A: Yeah, originally, it was “trying to help old Ike (Eisenhower) along”, but I think a lot of blues is so universal in what it’s about. I avoid singing the misogynistic songs, of which there are a lot, but this song didn’t matter because it’s really about living in a dream world.

The older blues songs often didn’t even have a storyline or stick to the same theme. They’re just a series of verses. You can even take a couple out and put others in instead. That was quite common with Charlie Patton or Blind Lemon Jefferson.

Q: It seems as if acoustic blues has a revival about every generation or so. What’s the appeal?

A: It doesn’t get old. Some other genres are so much a product of their time, but this stuff is timeless and so seminal to so much of the music around us. It’s not easy, but I try to do it justice.
We think Michael does a pretty fine job of keeping the original spirit of the blues alive, while adding a modern touch when needed, and bringing his considerable instrumental skills to the fore on a wide range of instruments and styles. Come on down to the Rogue on Sunday for a genuine drop of the pure blues.
April In Paris
9th annual festival of gypsy jazz
 Friday April 24th, 8pm
 Saturday April 25th, 8pm
 Sunday April 26th, 7pm

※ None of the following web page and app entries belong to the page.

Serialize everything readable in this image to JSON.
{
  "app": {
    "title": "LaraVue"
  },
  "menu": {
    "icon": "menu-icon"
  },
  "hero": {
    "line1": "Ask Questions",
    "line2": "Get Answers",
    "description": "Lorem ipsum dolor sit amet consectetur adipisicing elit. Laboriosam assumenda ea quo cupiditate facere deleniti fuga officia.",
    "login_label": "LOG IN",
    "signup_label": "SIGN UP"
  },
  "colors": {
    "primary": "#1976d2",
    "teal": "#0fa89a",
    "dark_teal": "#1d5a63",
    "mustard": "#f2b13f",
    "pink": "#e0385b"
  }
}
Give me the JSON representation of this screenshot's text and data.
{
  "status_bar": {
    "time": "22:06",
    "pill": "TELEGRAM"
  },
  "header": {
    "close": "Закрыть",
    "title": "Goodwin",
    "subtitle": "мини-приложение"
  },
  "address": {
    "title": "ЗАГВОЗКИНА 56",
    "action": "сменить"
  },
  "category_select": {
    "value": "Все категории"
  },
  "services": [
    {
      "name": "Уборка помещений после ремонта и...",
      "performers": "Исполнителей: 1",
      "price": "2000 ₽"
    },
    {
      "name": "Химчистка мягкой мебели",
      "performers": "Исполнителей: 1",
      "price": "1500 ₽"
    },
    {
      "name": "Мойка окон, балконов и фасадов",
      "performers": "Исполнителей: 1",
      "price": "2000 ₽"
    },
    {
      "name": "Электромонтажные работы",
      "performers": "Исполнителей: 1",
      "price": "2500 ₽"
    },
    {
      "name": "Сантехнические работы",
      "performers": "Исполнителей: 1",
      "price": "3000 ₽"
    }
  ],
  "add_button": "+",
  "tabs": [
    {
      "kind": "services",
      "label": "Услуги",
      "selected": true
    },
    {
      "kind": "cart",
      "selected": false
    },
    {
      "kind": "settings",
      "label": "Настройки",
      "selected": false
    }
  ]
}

April is a great month to be in Paris. Not everyone can manage to get there this month, so Paris is coming to Vancouver in April by way of the Rogue's 9th annual April In Paris festival of gypsy jazz, Friday April 24th to Sunday April 26th at St. James Hall (3214 West 10th Avenue.) 

 Deanna Knight & The Hot Club Of Mars perform on the opening night, which is the big Cabaret / Burlesque Night with magicians and swing dancers and a chorus line - and a vivacious burlesque dancer - weaving in and out of the music provided by Deanna and the boys. 

Parisian guitar goddess and singer Christine Tassan returns with the outstanding combo Les Imposteures, so named because gypsy jazz is a notoriously male-dominated genre, but these incredible women from Montreal are more than a match for any gypsy jazz combo on the planet! Sharing the bill on Saturday is BC guitar wizard Marc Atkinson with his trio augmented by Cam Wilson on fiddle.

Vancouver's Company B Jazz Band were such a big hit last year that we have invited them back for the Sunday show, which starts a little earlier than the usual start time (7pm instead of 8pm.) Les Imposteures will perform a completely different set on Sunday night, and the evening winds up with the amazingly creative and enjoyable string quartet Van Django!

Full details of the festival can be found 
Updates on Saving St. James Hall and Saving The Hollywood Theatre coming soon!!

I have an important meeting tomorrow (Friday) and will post the latest news as soon as possible after that! Please be patient; negotiations are in progress and we don't want to rock the boat.
Radio Waves
The Edge On Folk airs every Saturday from 8am to noon on CiTR fm 101.9 and On this week's show I'll have more songs from the epic new double CD The Rose of Roscrae by Tom Russell, some vintage Joni Mitchell, a brand new CD by Irish trad. band Danu, new tunes from Lee Harvey Osmond, Alex Cuba, Natalie MacMaster & Donnell Leahy, Pokey LaFarge, Norah Rendell, Le Vent Du Nord, Re Niliu, Dom Flemons, Buena Vista Social Club, as well as previews of Rogue shows including Michael Jerome Browne, Christine Tassan et les Imposteures, Company B Jazz Band, Van Django, Marc Atkinson, Hot Club Of Mars, Cassie & Maggie, Sweet Alibi, Martin Hayes & Dennis Cahill, The Revelers, Laurie Lewis & Kathy Kallick, Chris Ronald, and so much more. Hope you can join me!

Radio Rogue is still going strong with a constantly changing stream of songs by all our performers. I'll add a few new releases over the weekend too. You can tune in by pointing your browser to
any time day or night.